» **TRY IT**
Repeat, exactly and completely, the entries shown underneath.

» **SUPPLIED RECORDS**
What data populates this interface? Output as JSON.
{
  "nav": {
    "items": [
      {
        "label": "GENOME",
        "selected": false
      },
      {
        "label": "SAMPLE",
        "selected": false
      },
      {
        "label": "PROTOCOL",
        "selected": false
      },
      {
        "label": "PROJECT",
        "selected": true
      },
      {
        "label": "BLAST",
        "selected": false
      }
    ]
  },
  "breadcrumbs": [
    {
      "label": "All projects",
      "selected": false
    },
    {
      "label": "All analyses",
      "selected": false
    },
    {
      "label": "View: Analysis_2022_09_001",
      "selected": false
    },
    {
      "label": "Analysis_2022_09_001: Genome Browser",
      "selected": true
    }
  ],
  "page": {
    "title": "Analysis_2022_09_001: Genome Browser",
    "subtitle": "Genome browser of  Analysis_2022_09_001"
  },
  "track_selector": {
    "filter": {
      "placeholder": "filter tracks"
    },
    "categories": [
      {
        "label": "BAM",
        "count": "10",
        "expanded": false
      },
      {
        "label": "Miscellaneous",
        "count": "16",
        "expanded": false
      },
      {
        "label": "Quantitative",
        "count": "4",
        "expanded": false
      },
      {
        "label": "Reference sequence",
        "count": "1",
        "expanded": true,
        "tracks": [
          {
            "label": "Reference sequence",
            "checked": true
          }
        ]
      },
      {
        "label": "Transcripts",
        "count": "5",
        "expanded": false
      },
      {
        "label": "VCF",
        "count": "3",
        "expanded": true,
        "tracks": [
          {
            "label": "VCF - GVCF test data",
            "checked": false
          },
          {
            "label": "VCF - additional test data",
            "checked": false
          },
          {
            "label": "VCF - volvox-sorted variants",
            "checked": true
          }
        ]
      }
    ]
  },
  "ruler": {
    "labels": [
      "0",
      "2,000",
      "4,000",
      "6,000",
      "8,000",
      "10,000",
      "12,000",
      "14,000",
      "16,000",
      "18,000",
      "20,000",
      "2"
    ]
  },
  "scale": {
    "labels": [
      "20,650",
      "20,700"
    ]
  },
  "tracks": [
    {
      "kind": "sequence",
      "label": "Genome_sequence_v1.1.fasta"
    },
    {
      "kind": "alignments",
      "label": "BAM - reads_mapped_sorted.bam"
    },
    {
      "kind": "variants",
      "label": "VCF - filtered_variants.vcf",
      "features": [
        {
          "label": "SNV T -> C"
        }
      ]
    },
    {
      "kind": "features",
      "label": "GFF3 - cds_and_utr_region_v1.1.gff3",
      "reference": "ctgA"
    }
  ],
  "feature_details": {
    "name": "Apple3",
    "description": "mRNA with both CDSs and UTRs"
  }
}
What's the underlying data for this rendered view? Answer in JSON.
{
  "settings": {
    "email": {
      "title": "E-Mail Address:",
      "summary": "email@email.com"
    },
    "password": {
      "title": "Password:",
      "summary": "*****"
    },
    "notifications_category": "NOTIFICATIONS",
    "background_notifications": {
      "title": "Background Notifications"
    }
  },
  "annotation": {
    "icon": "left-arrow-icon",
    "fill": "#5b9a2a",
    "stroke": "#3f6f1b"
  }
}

» **REPLY**
What data populates this interface? Output as JSON.
{
  "nav": {
    "items": [
      {
        "label": "GENOME",
        "selected": false
      },
      {
        "label": "SAMPLE",
        "selected": false
      },
      {
        "label": "PROTOCOL",
        "selected": false
      },
      {
        "label": "PROJECT",
        "selected": true
      },
      {
        "label": "BLAST",
        "selected": false
      }
    ]
  },
  "breadcrumbs": [
    {
      "label": "All projects",
      "selected": false
    },
    {
      "label": "All analyses",
      "selected": false
    },
    {
      "label": "View: Analysis_2022_09_001",
      "selected": false
    },
    {
      "label": "Analysis_2022_09_001: Genome Browser",
      "selected": true
    }
  ],
  "page": {
    "title": "Analysis_2022_09_001: Genome Browser",
    "subtitle": "Genome browser of  Analysis_2022_09_001"
  },
  "track_selector": {
    "filter": {
      "placeholder": "filter tracks"
    },
    "categories": [
      {
        "label": "BAM",
        "count": "10",
        "expanded": false
      },
      {
        "label": "Miscellaneous",
        "count": "16",
        "expanded": false
      },
      {
        "label": "Quantitative",
        "count": "4",
        "expanded": false
      },
      {
        "label": "Reference sequence",
        "count": "1",
        "expanded": true,
        "tracks": [
          {
            "label": "Reference sequence",
            "checked": true
          }
        ]
      },
      {
        "label": "Transcripts",
        "count": "5",
        "expanded": false
      },
      {
        "label": "VCF",
        "count": "3",
        "expanded": true,
        "tracks": [
          {
            "label": "VCF - GVCF test data",
            "checked": false
          },
          {
            "label": "VCF - additional test data",
            "checked": false
          },
          {
            "label": "VCF - volvox-sorted variants",
            "checked": true
          }
        ]
      }
    ]
  },
  "ruler": {
    "labels": [
      "0",
      "2,000",
      "4,000",
      "6,000",
      "8,000",
      "10,000",
      "12,000",
      "14,000",
      "16,000",
      "18,000",
      "20,000",
      "2"
    ]
  },
  "scale": {
    "labels": [
      "20,650",
      "20,700"
    ]
  },
  "tracks": [
    {
      "kind": "sequence",
      "label": "Genome_sequence_v1.1.fasta"
    },
    {
      "kind": "alignments",
      "label": "BAM - reads_mapped_sorted.bam"
    },
    {
      "kind": "variants",
      "label": "VCF - filtered_variants.vcf",
      "features": [
        {
          "label": "SNV T -> C"
        }
      ]
    },
    {
      "kind": "features",
      "label": "GFF3 - cds_and_utr_region_v1.1.gff3",
      "reference": "ctgA"
    }
  ],
  "feature_details": {
    "name": "Apple3",
    "description": "mRNA with both CDSs and UTRs"
  }
}
What's the underlying data for this rendered view? Answer in JSON.
{
  "settings": {
    "email": {
      "title": "E-Mail Address:",
      "summary": "email@email.com"
    },
    "password": {
      "title": "Password:",
      "summary": "*****"
    },
    "notifications_category": "NOTIFICATIONS",
    "background_notifications": {
      "title": "Background Notifications"
    }
  },
  "annotation": {
    "icon": "left-arrow-icon",
    "fill": "#5b9a2a",
    "stroke": "#3f6f1b"
  }
}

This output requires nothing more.